Deals of the Week

Get $150 Off PR News' PR Measurement Conference


Join us on April 20, 2015, for PR News’ essential PR Measurement Conference at the National Press Club in D.C., and learn how tie PR metrics to measurable business outcomes.

Use code “150off” at checkout to save $150 on the regular rate.

Get $50 off PR News' Book of Employee Communications


In this 5th volume of PR News’ Book of Employee Communications, our authors cover more than 45 articles on crisis communications, social media policies, human resources collaboration, brand evangelism and more.

Use code “50off” at checkout.

Save $100 on a PR News Subscription


Let PR News become your weekly, go-to resource for the latest PR trends, case studies and tip sheets. Topics covered include visual storytelling, social media, measurement, crisis management and media relations.

Use code “SUBDEAL” at checkout.

  • Steven Spenser

    I doubt the campaigns’ news releases swayed many voters at all. Committed Democrats and Republicans didn’t need to be reached online because they were going to vote no matter what the campaigns put out or did. Undecided voters were the key constituency to reach, and they probably were more influenced by their peers and friends–and by events, such as Sandy–than by campaign propaganda. I suspect advertising was the major factor in the contest, not PR.

  • David Rosen

    It’s hard to make out exactly what you are trying to say. I think you’re saying web and social media made the difference. I don’t think so. I’m inclined to agree with Steven. Major events like Sandy, the televised debates and television ads are what mattered most, not PR.

    Also, total spending by the two campaigns is reported to have been $6 biilion, not $2 billion.

  • Bruce Theodore

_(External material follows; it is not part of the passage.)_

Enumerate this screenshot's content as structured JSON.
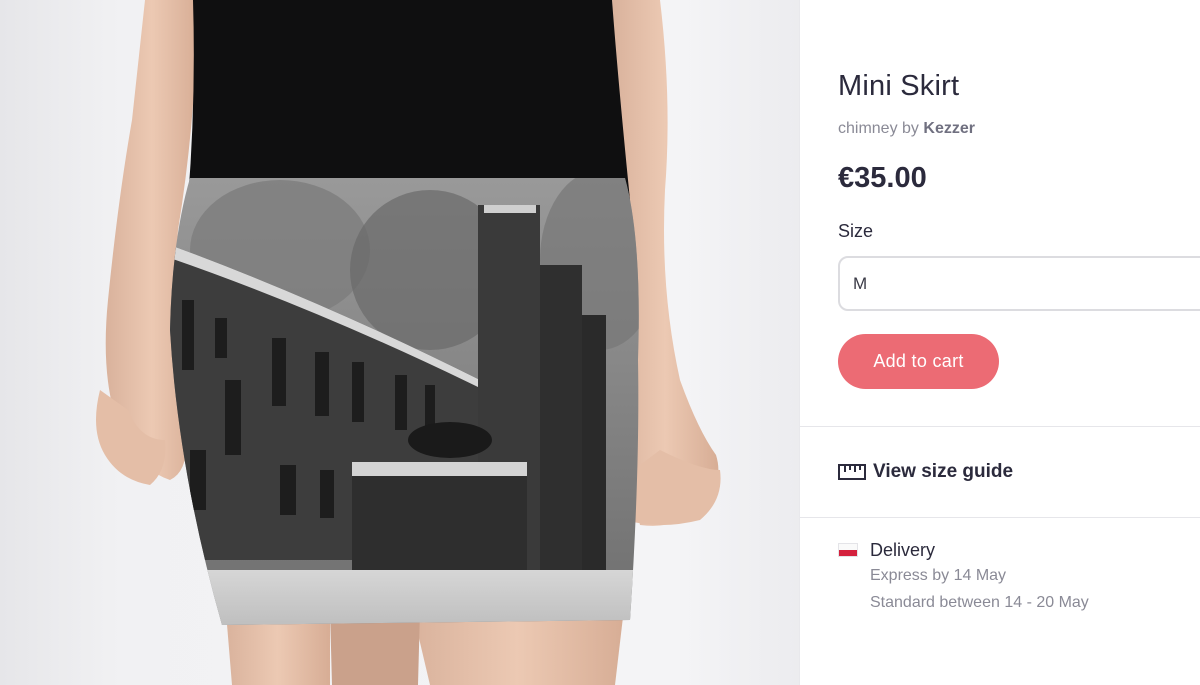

    Actually Steven, I disagree. Both Romney and Obama suffered from missteps in their campaigns (such as controversies surrounding their debates and Romney’s “flip flopping” on important issues) and their PR teams did do a great job in keeping the candidates’ reputations on track throughout the campaign and responded to criticisms from both the public and press. I agree with the author… PR did play a big part in this election.